Again, it is mainly subtle improvements to existing features that form the bulk of Window’s 7 overhaul – but already I’m coming to appreciate these changes. A redesign of how files and folders are organised allows you to bundle folders from across your computer in one location. So all the folders containing music cna be grouped together and in fact Windows will even doing this for you automatically. This is highly valuable if, for instance, you have music spread across multiple folders. Any sort of grouping can be configured making browsing for files so much easier and avoiding the confusion that sometimes arose in Windows between public and personal folders.

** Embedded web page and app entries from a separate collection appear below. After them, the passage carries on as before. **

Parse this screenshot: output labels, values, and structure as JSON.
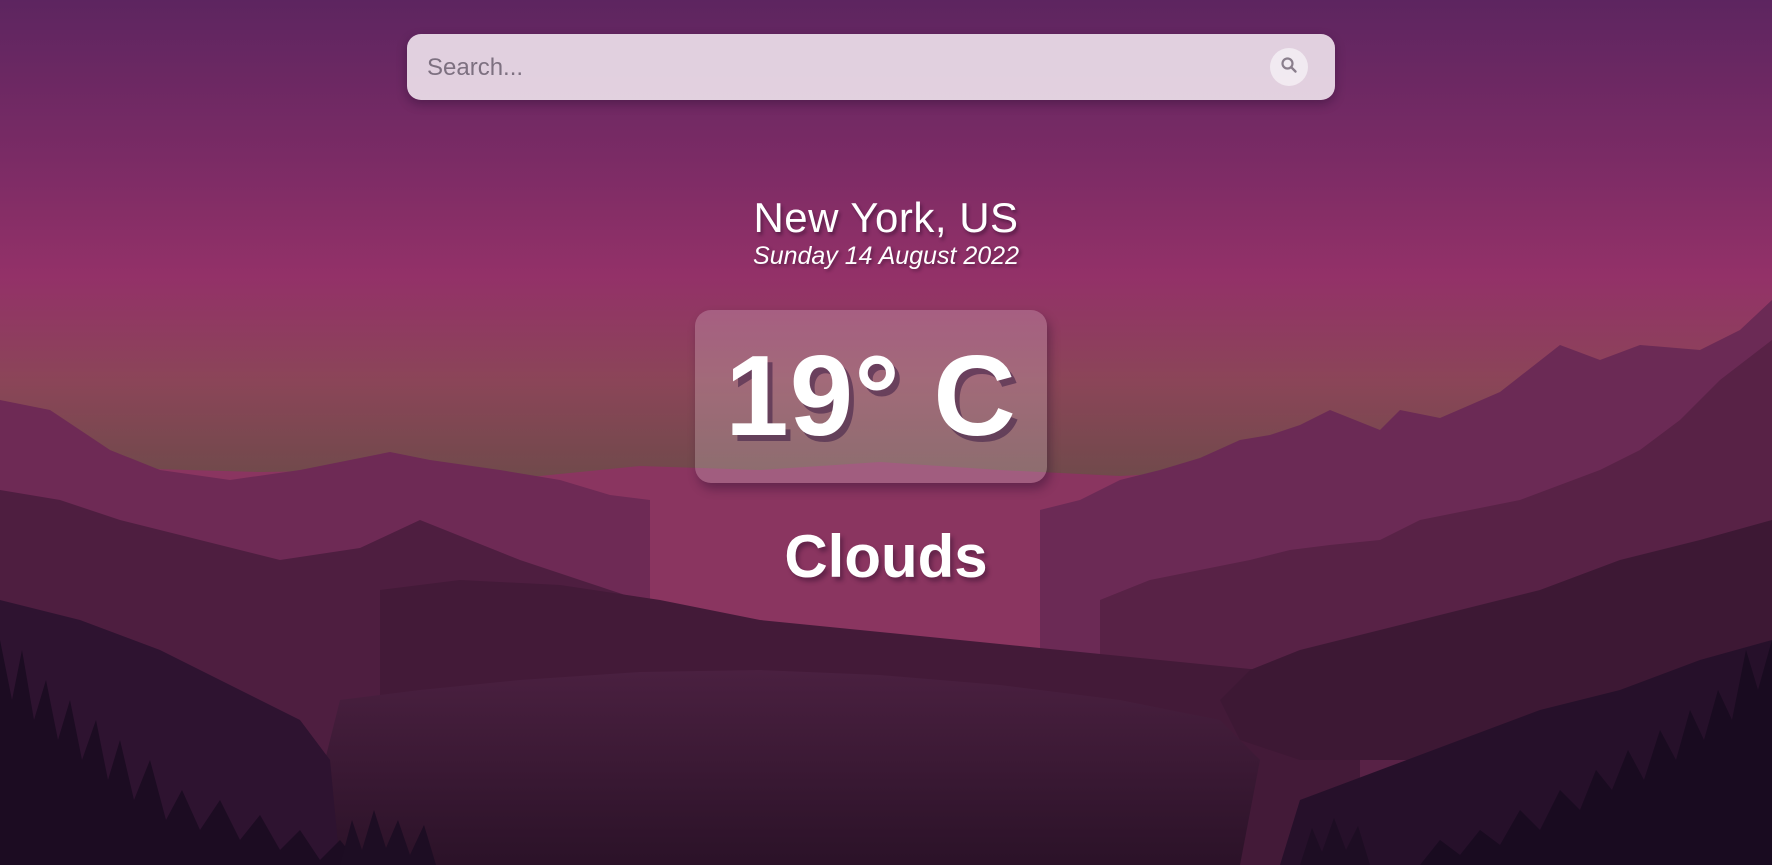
{
  "search": {
    "placeholder": "Search..."
  },
  "weather": {
    "location": "New York, US",
    "date": "Sunday 14 August 2022",
    "temperature": "19° C",
    "condition": "Clouds"
  },
  "icons": {
    "search": "search-icon"
  },
  "colors": {
    "sky_top": "#5c2560",
    "sky_mid": "#933168",
    "horizon": "#7a5a52",
    "mountain_far": "#74304f",
    "mountain_dark": "#2a1428"
  }
}
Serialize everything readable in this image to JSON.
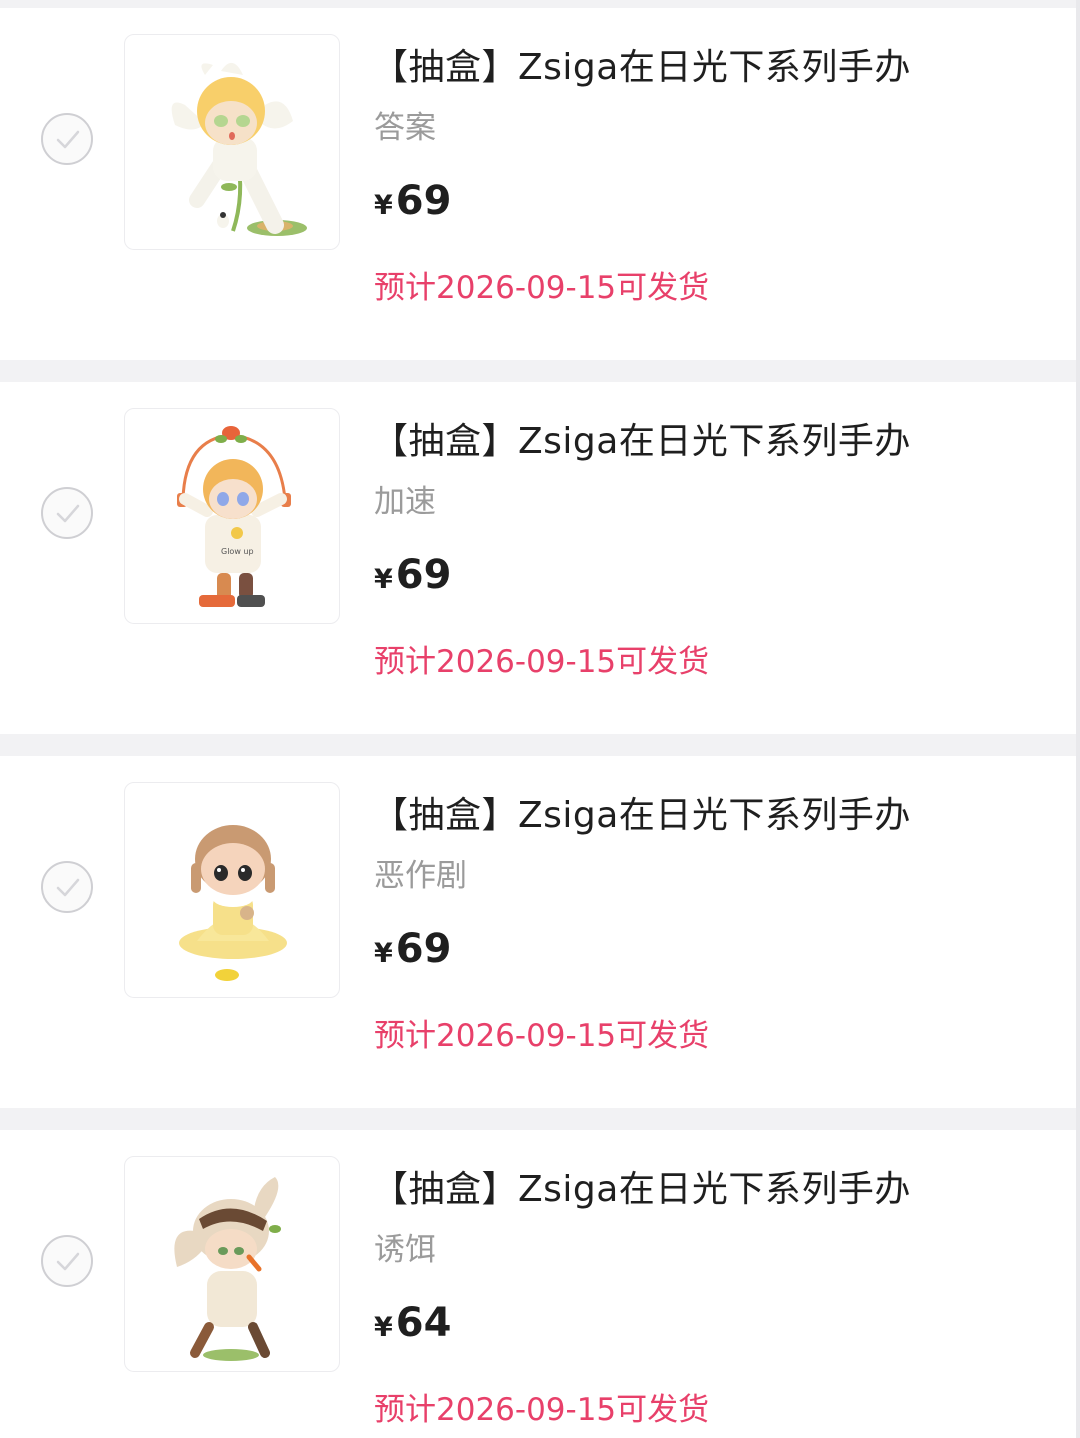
{
  "items": [
    {
      "title": "【抽盒】Zsiga在日光下系列手办",
      "variant": "答案",
      "currency": "¥",
      "price": "69",
      "shipping": "预计2026-09-15可发货",
      "checked": false,
      "image_icon": "figure-daisy-icon"
    },
    {
      "title": "【抽盒】Zsiga在日光下系列手办",
      "variant": "加速",
      "currency": "¥",
      "price": "69",
      "shipping": "预计2026-09-15可发货",
      "checked": false,
      "image_icon": "figure-jumprope-icon"
    },
    {
      "title": "【抽盒】Zsiga在日光下系列手办",
      "variant": "恶作剧",
      "currency": "¥",
      "price": "69",
      "shipping": "预计2026-09-15可发货",
      "checked": false,
      "image_icon": "figure-yellow-dress-icon"
    },
    {
      "title": "【抽盒】Zsiga在日光下系列手办",
      "variant": "诱饵",
      "currency": "¥",
      "price": "64",
      "shipping": "预计2026-09-15可发货",
      "checked": false,
      "image_icon": "figure-bunny-icon"
    }
  ],
  "colors": {
    "background": "#f2f2f4",
    "card": "#ffffff",
    "shipping_text": "#e8406a",
    "variant_text": "#9b9b9b",
    "checkbox_border": "#cfcfd3"
  }
}
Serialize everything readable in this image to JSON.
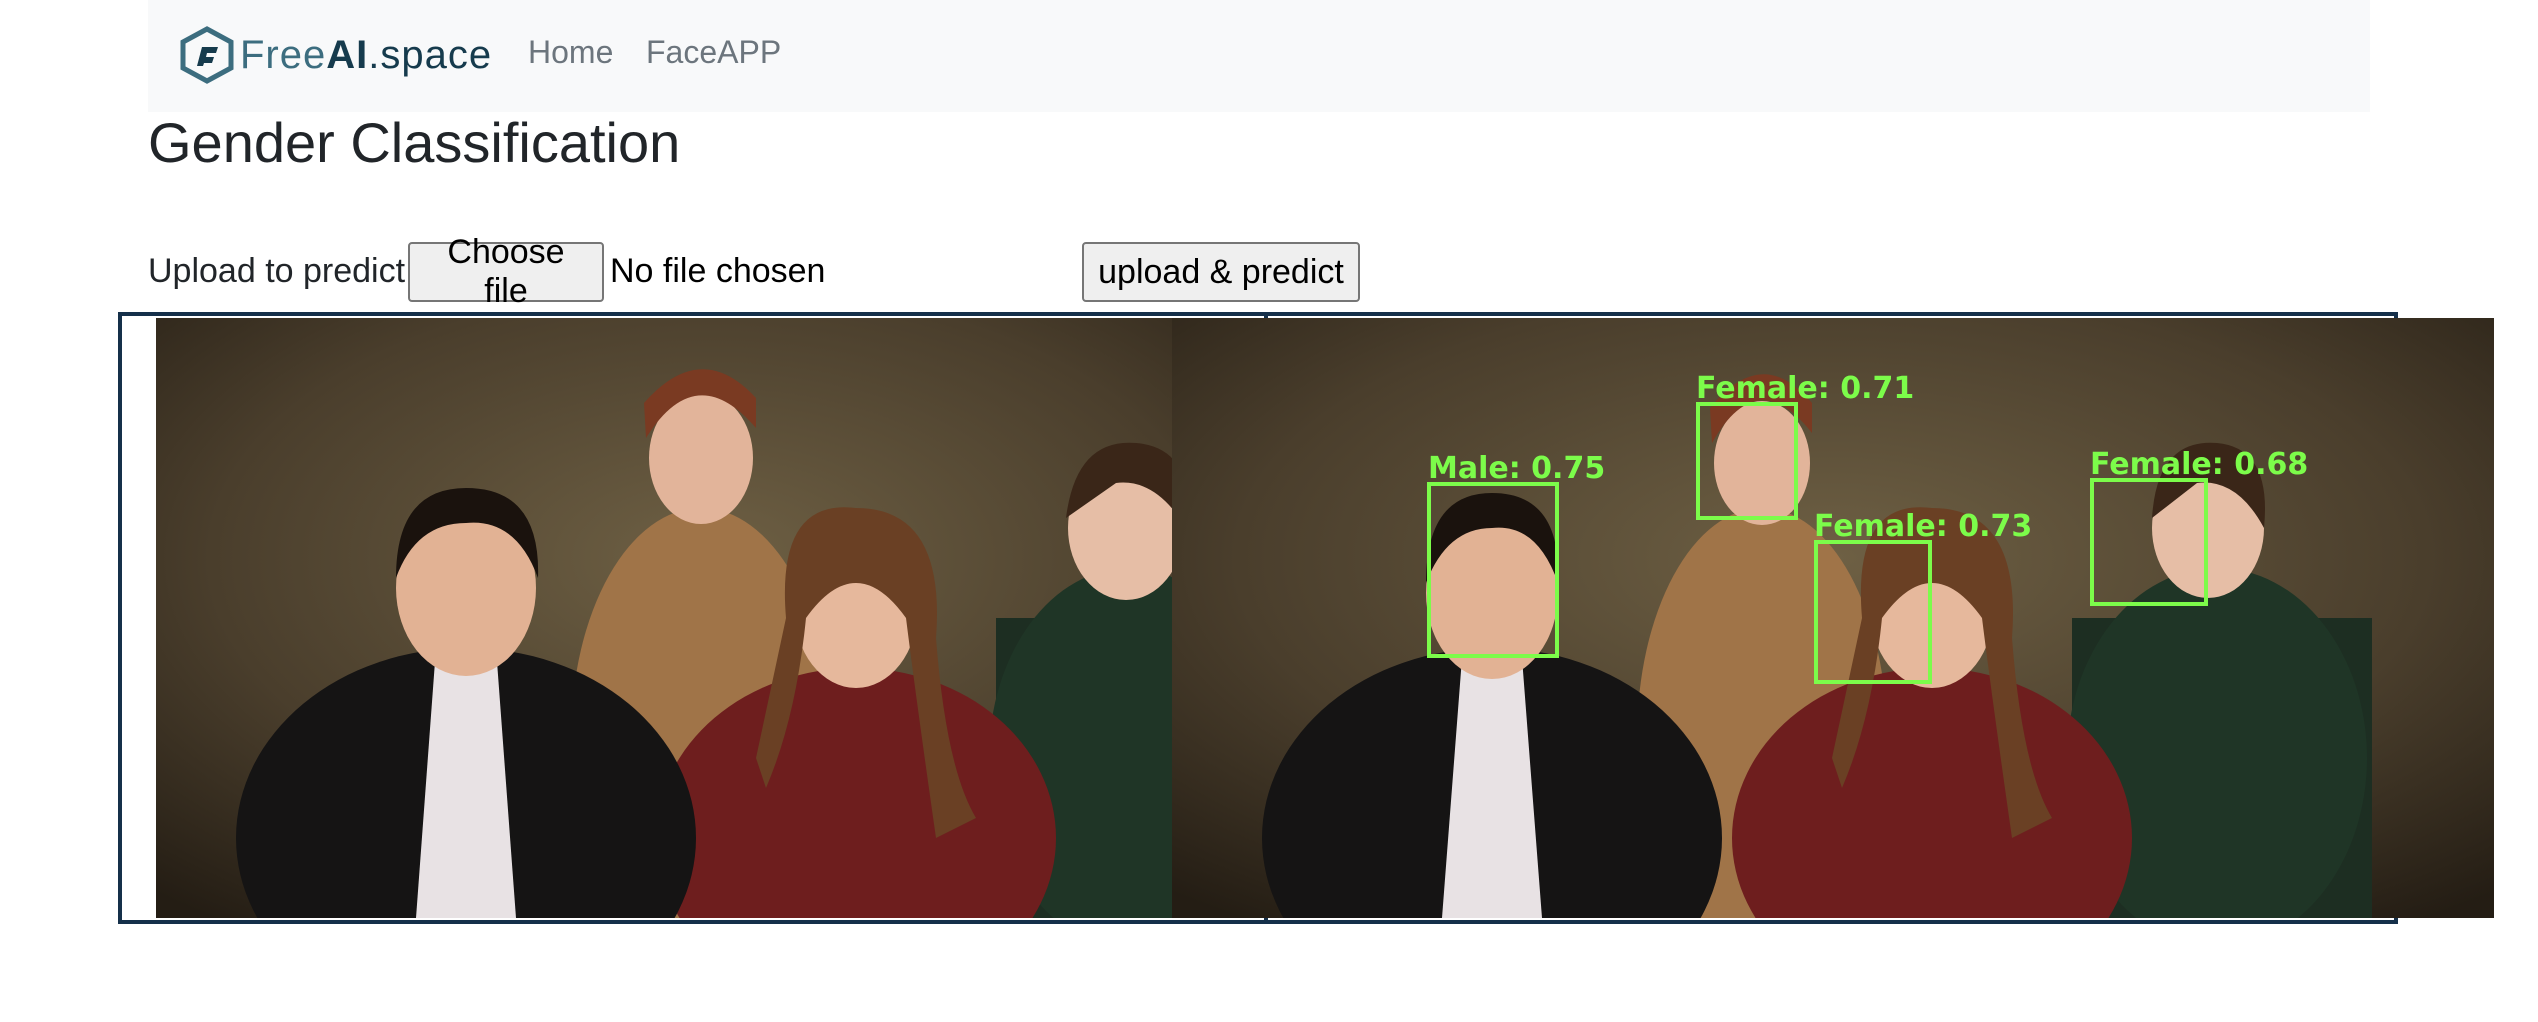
{
  "navbar": {
    "brand": {
      "free": "Free",
      "ai": "AI",
      "space": ".space"
    },
    "links": [
      "Home",
      "FaceAPP"
    ]
  },
  "page": {
    "title": "Gender Classification"
  },
  "upload": {
    "label": "Upload to predict",
    "choose_button": "Choose file",
    "file_status": "No file chosen",
    "submit_button": "upload & predict"
  },
  "detections": [
    {
      "label": "Male",
      "score": "0.75",
      "text": "Male: 0.75"
    },
    {
      "label": "Female",
      "score": "0.71",
      "text": "Female: 0.71"
    },
    {
      "label": "Female",
      "score": "0.73",
      "text": "Female: 0.73"
    },
    {
      "label": "Female",
      "score": "0.68",
      "text": "Female: 0.68"
    }
  ],
  "colors": {
    "frame_border": "#15304a",
    "detection_box": "#7CFC4A",
    "navbar_bg": "#f8f9fa",
    "brand_primary": "#3c6d7f",
    "brand_dark": "#163b4d"
  }
}
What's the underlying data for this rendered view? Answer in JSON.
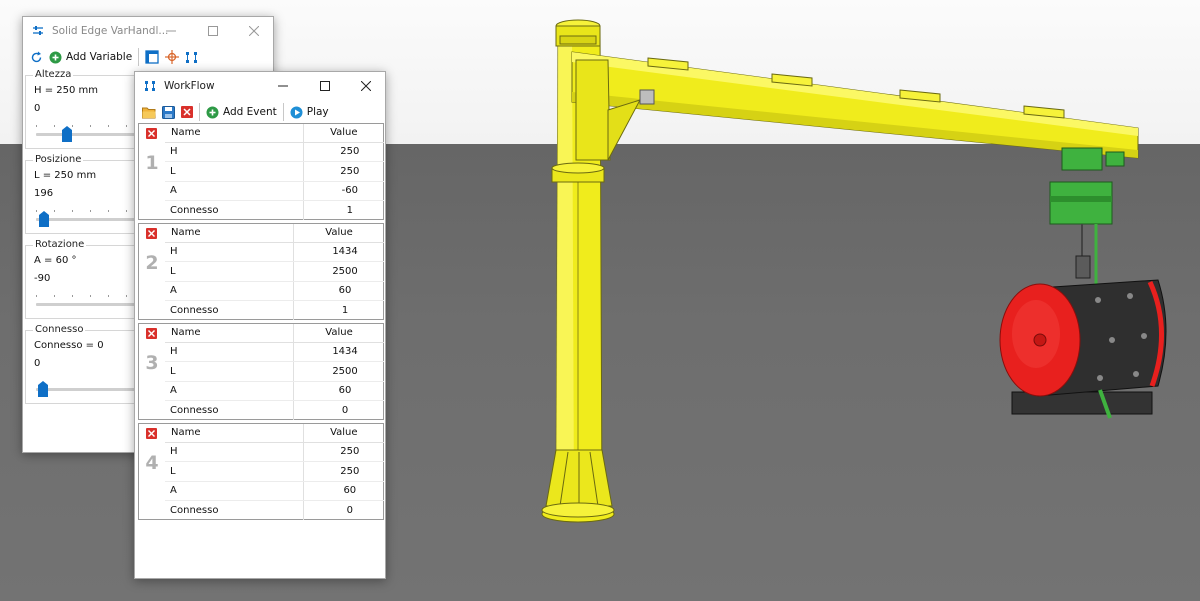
{
  "var_window": {
    "title": "Solid Edge VarHandl...",
    "toolbar": {
      "add_variable_label": "Add Variable"
    },
    "variables": [
      {
        "name": "Altezza",
        "expression": "H = 250 mm",
        "value": "0"
      },
      {
        "name": "Posizione",
        "expression": "L = 250 mm",
        "value": "196"
      },
      {
        "name": "Rotazione",
        "expression": "A = 60 °",
        "value": "-90"
      },
      {
        "name": "Connesso",
        "expression": "Connesso = 0",
        "value": "0"
      }
    ]
  },
  "workflow_window": {
    "title": "WorkFlow",
    "toolbar": {
      "add_event_label": "Add Event",
      "play_label": "Play"
    },
    "columns": {
      "name": "Name",
      "value": "Value"
    },
    "events": [
      {
        "number": "1",
        "rows": [
          {
            "name": "H",
            "value": "250"
          },
          {
            "name": "L",
            "value": "250"
          },
          {
            "name": "A",
            "value": "-60"
          },
          {
            "name": "Connesso",
            "value": "1"
          }
        ]
      },
      {
        "number": "2",
        "rows": [
          {
            "name": "H",
            "value": "1434"
          },
          {
            "name": "L",
            "value": "2500"
          },
          {
            "name": "A",
            "value": "60"
          },
          {
            "name": "Connesso",
            "value": "1"
          }
        ]
      },
      {
        "number": "3",
        "rows": [
          {
            "name": "H",
            "value": "1434"
          },
          {
            "name": "L",
            "value": "2500"
          },
          {
            "name": "A",
            "value": "60"
          },
          {
            "name": "Connesso",
            "value": "0"
          }
        ]
      },
      {
        "number": "4",
        "rows": [
          {
            "name": "H",
            "value": "250"
          },
          {
            "name": "L",
            "value": "250"
          },
          {
            "name": "A",
            "value": "60"
          },
          {
            "name": "Connesso",
            "value": "0"
          }
        ]
      }
    ]
  },
  "colors": {
    "crane_yellow": "#f0ec1c",
    "hoist_green": "#3fb23f",
    "tank_red": "#e8201e",
    "delete_red": "#d9302b",
    "accent_blue": "#0f6fc6"
  }
}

Home Group makes it much easier to share files across multiple computers and devices connected to the home network. Incidentally, allowing streaming in Windows 7 simply required it being enabled in Windows Media Player, a one click process, and I was quickly able to stream music and videos to my Playstation 3 console. WMP also allowed me to quickly authenticate my Windows Live ID so I can stream content over the internet from my home computer to another computer.
One click access to wi-fi networks is now possible thanks to a revamped wireless connections interface.
A few new interface features make navigation on the desktop easier. Aero Peek is a little sliver of the task bar you can click to clear the clutter of applications and browser windows from the screen to show you your clean desktop. Snap lets you push an application window to the side of the screen to snap it shut or towards the top of the screen to maximise it. You can also display two windows side by side. Shake allows you to grab a window with your mouse pointer, click and shake it slightly to minimise all other windows. It is very useful for those of us who end up with 10 – 20 windows of one sort or another open at one time.
While Vista was lauded for beefing up security and closing off many of the exploits that plagued Windows XP, especially prior to the application of Service Pack 2, many complained at the pop-up screens Vista would throw at you asking for permission everytime you sought to install an application or change a setting. I’ve already had a couple of pop-up screens but they are a lot less frequent. Experts suggest Windows 7 may well be the safest Windows operating system yet. There’s also built-in encryption now for external hard drives and flash drives, which is a nice feature as we are using so many of these types of devices to back-up our digital lives and make data portable.
Chris Keall has the details here, but as he points out its a disappointing price range being offered by the big retailers. There are no major discounts on offer for those upgrading unlike in the US and Europe.
Windows 7 Home Premium (32-bit edition) is selling for around $190 across numerous retailers advertising on Pricespy, Professional (32-bit) around $260 and Ultimate (32-bit) $340. So there is obviously some discounting going on at the discretion of online retailers.
This is what Vista should have been back when it launched in 2007. If XP users can get over the slightly trickier upgrade process, this should be a resounding success for Microsoft. It’s an interesting factor that since upgrading to Windows 7 I’ve become more engaged with Windows features I’ve ignored for years, such as the Media Centre software, which is actually quite good. I’m also tempted to increasingly check out Microsoft’s Windows Live suite of online services, though there’s no particularly exciting integration between desktop OS and the cloud delivered here. Maybe that’s a missed opportunity or a determined attempt to keep the desktop focused on running PC-based applications. You can’t really argue with that as a mission statement.